“People often find themselves achieving victories that are empty, successes that have come at the expense of things they suddenly realise were far more valuable to them.”
On listening to understand
“’Seek first to understand’ involves a very deep shift in paradigm. We typically seek first to be understood. Most people do not listen with the intent to understand, they listen with the intent to reply. They’re either speaking or preparing to speak. They’re filtering everything through their own paradigms, reading their autobiography into other people’s lives.”
On learning to say no
“You have to decide what your highest priorities are and have the courage – pleasantly, smilingly, non-apologetically – to say ‘no’ to other things. And the way you do that is by having a bigger ‘yes’ burning inside.

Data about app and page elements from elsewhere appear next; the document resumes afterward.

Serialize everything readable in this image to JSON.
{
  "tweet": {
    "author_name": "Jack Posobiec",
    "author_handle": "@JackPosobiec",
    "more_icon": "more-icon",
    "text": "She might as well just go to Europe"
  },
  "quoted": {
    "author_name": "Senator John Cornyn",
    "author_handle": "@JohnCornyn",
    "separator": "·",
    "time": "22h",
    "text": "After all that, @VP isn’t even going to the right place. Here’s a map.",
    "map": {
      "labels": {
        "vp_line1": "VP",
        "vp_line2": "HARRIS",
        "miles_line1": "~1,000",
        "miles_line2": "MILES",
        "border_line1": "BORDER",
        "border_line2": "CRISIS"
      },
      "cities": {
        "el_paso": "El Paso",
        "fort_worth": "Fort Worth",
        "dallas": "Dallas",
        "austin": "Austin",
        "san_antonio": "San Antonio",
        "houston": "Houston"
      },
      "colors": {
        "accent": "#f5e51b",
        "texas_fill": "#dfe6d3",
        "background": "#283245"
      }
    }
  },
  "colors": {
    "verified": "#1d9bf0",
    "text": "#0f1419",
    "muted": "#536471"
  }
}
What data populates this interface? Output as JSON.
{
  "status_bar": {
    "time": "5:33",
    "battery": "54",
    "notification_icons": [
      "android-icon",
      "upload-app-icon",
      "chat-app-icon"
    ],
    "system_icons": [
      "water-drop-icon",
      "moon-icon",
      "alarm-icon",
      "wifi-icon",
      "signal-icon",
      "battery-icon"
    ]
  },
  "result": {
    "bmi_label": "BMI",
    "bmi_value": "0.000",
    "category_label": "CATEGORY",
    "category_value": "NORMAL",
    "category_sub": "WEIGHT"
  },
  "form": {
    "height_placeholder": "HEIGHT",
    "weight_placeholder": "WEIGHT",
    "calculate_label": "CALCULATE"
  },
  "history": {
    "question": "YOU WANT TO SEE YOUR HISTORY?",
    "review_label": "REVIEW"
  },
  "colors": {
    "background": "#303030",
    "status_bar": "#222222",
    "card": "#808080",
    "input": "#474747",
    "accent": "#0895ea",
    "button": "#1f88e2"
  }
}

The enemy of the ‘best’ is often the ‘good’.”
“As you live your values, your sense of identity, control and inner-directedness will infuse you with both exhilaration and peace.
“You will define yourself from within, rather than by people’s opinions or by comparisons to other.”
On rewriting the script
“Because I am self-aware, because I have imagination and conscience, I can examine my deepest values. I can realise that the script I’m living is not in harmony with those values, that my life is not the product of my own proactive design, but the result of the first creation I have deferred to circumstances and other people.”
“And I can change. I can live out of my imagination instead of my memory. I can tie myself to my limitless potential instead of my limiting past. I can become my own first creator.”
>> Check out The Seven Habits of Highly Effective People*
*Affiliate links (read my disclosure)
Graphics: The Collative